The Old Textile Mill,
|"The Original Factory Shop aim to set up shop in towns that may not have access to other high street names. Their low prices and wide variety of stock are popular with shoppers of all ages!"|
Welcome to Crewkerne!
Crewkerne is a busy little Somerset market town of around 7,000 residents. The town retains much charm from the bustle of previouscenturies and has some very attractive neo-Georgian architecture in its famous 'honey-coloured' town centre buildings.
Visitors to Crewkerne will find a variety of shops, some large like Waitrose, others small and independent such as the recent and intriguing Vintage Shoppe (all things vintage!) and Something Special (gifts) situated in the charming George Shopping Centre alley - a lovely historic space immediately opposite the front of our Town Hall. On our high street you'll find independent bookshops like Greshams, a treasure trove of antiques at Crewkerne Antiques Centre and some fascinating small, family businesses.
A little out of town we have bargains at The Original Factory Shop - and somewhere worth exploring is the successful 'Antiques Bazaar' where you'll find an Alladin's Cave of intriguing collectibles and antiques. We have our share of small industrial estates with cutting-edge technology businesses and manufacturers, and, of course, visible from many parts of the town, the trees and fields of the beautiful south Somerset countryside which surrounds our community.
Crewkerne is lucky to have a wide selection of 'eateries', from small cafes to local pubs, a traditional hotel in the market square and a selection of take-aways. We have a Farmers' Market and other visiting stalls. A visitor will also be surprised to find a variety of leisure outlets including the Crewkerne Aqua Centre, our independent museum, and an excellent Local Information Centre at our Town Hall. More detail about Crewkerne's history appears below.
With its own hospital, GP surgeries, several dentists, no fewer than five schools and excellent public services, Crewkerne is a superb place to visit - or, of course, to live. We hope you will explore the online directories of this independent town website and contact either those you meet through our pages or even send us an email directly if you have any comments about the site.
For more info on our community, local groups and the huge number of voluntary organisations, why not visit our Community Directory?
The CrewkerneTown.org website
CrewkerneTown.org comes to you from local entrepreneur, Marcus Barrett, who first started a website for the town in 2005. The site exists to promote our local community (including neighbouring villages), its people, groups and businesses and does not cost the taxpayer. Groups and organisations which are not-for-profit are able to have free advertising on the site (please visit the 'Community' tab above), others such as local authorities and businesses are charged a very small fee so this service can be kept going.
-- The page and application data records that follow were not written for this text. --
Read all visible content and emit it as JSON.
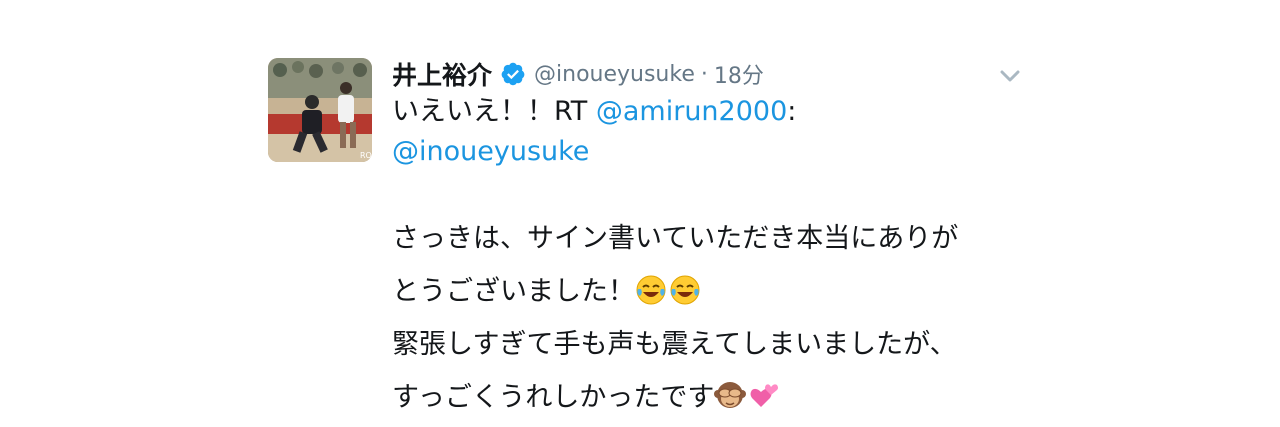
{
  "tweet": {
    "display_name": "井上裕介",
    "handle": "@inoueyusuke",
    "separator": "·",
    "timestamp": "18分",
    "text_prefix": "いえいえ！！RT ",
    "mention_1": "@amirun2000",
    "mention_1_suffix": ":",
    "mention_2": "@inoueyusuke",
    "lines": [
      "さっきは、サイン書いていただき本当にありが",
      "とうございました！",
      "緊張しすぎて手も声も震えてしまいましたが、",
      "すっごくうれしかったです"
    ],
    "emojis": {
      "line2": [
        "face-with-tears-of-joy-emoji",
        "face-with-tears-of-joy-emoji"
      ],
      "line4": [
        "see-no-evil-monkey-emoji",
        "two-hearts-emoji"
      ]
    },
    "icons": {
      "verified": "verified-badge-icon",
      "caret": "chevron-down-icon"
    },
    "colors": {
      "link": "#1b95e0",
      "secondary": "#657786",
      "verified": "#1da1f2"
    }
  }
}
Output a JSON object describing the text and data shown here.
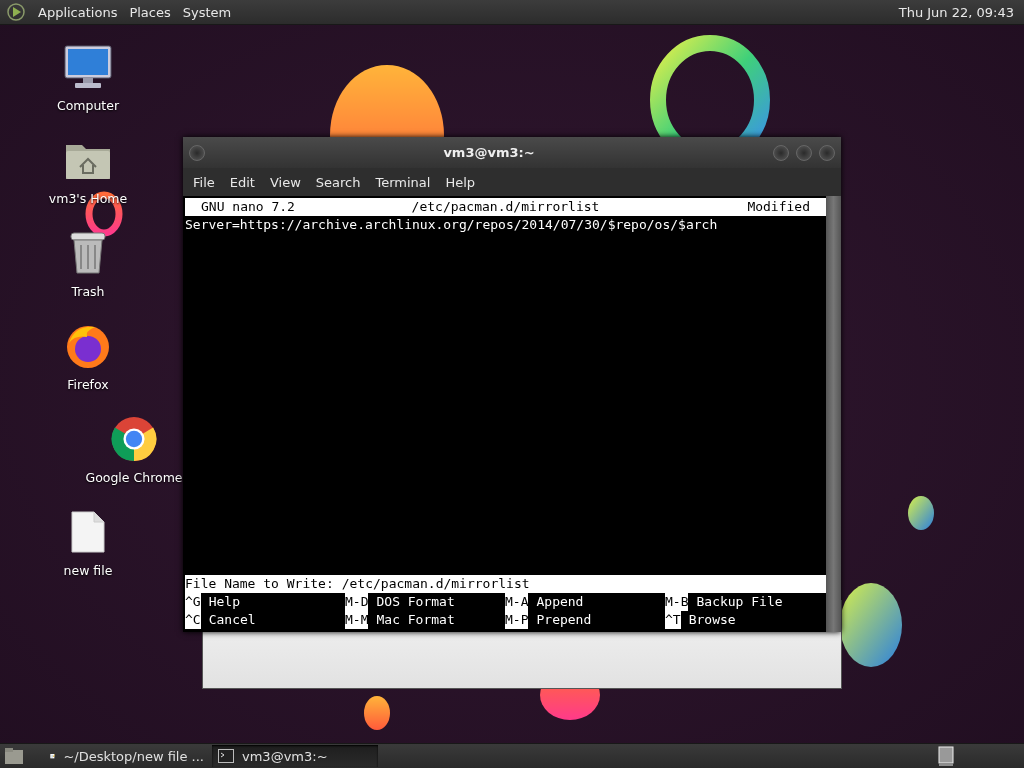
{
  "top_panel": {
    "menus": [
      "Applications",
      "Places",
      "System"
    ],
    "clock": "Thu Jun 22, 09:43"
  },
  "desktop_icons": [
    {
      "label": "Computer",
      "kind": "computer"
    },
    {
      "label": "vm3's Home",
      "kind": "home"
    },
    {
      "label": "Trash",
      "kind": "trash"
    },
    {
      "label": "Firefox",
      "kind": "firefox"
    },
    {
      "label": "Google Chrome",
      "kind": "chrome"
    },
    {
      "label": "new file",
      "kind": "file"
    }
  ],
  "terminal_window": {
    "title": "vm3@vm3:~",
    "menus": [
      "File",
      "Edit",
      "View",
      "Search",
      "Terminal",
      "Help"
    ],
    "nano": {
      "header": {
        "version": "GNU nano 7.2",
        "file": "/etc/pacman.d/mirrorlist",
        "status": "Modified"
      },
      "lines": [
        "Server=https://archive.archlinux.org/repos/2014/07/30/$repo/os/$arch"
      ],
      "prompt": {
        "label": "File Name to Write:",
        "value": "/etc/pacman.d/mirrorlist"
      },
      "shortcuts": [
        {
          "key": "^G",
          "label": "Help"
        },
        {
          "key": "M-D",
          "label": "DOS Format"
        },
        {
          "key": "M-A",
          "label": "Append"
        },
        {
          "key": "M-B",
          "label": "Backup File"
        },
        {
          "key": "^C",
          "label": "Cancel"
        },
        {
          "key": "M-M",
          "label": "Mac Format"
        },
        {
          "key": "M-P",
          "label": "Prepend"
        },
        {
          "key": "^T",
          "label": "Browse"
        }
      ]
    }
  },
  "taskbar": {
    "items": [
      {
        "label": "~/Desktop/new file ...",
        "kind": "editor",
        "selected": false
      },
      {
        "label": "vm3@vm3:~",
        "kind": "terminal",
        "selected": true
      }
    ]
  }
}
Please do get in touch if you have any comments, queries or suggestions.
Click here to contact us
All best wishes,
For full background on Crewkerne's important archaeological remains, you may wish to read Somerset Councty Council's survey which was revised in 2003 in co-ordination with English Heritage.
Archaeological Assessment of Crewkerne, Richardson & Webster, 2003 Somerset County Council & English Heritage http://www1.somerset.gov.uk/archives/hes/downloads/EUS_CrewkerneText.pdf
The following text is an excerpt from Collinson’s Eighteenth-Century study of the area. As with any ‘antiquarian’ analysis, caution as to actual historicity should be applied.
From Collinson, History & Antiquities of Somerset (1791)
A very ancient town, known in the Saxon times by the name of Crucerne, which is compounded of the words Cruce a cross, and Earne a cottage, or place of retirement. There is no doubt that this name was applied to it in the early ages of Christianity, when churches were rare, and hermitages or cells were the usual places of religious associations.
It is situated in a rich and fertile vale, well wooded and watered, and surrounded with cultivated eminence, which command extensive and very beautiful prospects. The town consists principally of five streets…
[John] Leland visited this town… “Crewkerne (says he) is sette under the rootes of an hille. Ther I saw nothing very notable. Yet ther ys a praty crosse environid with smaul pillers, and a praty toune house yn the market place.”
The market is held on Saturdays, and there is a fair for cattle on the fourth of September.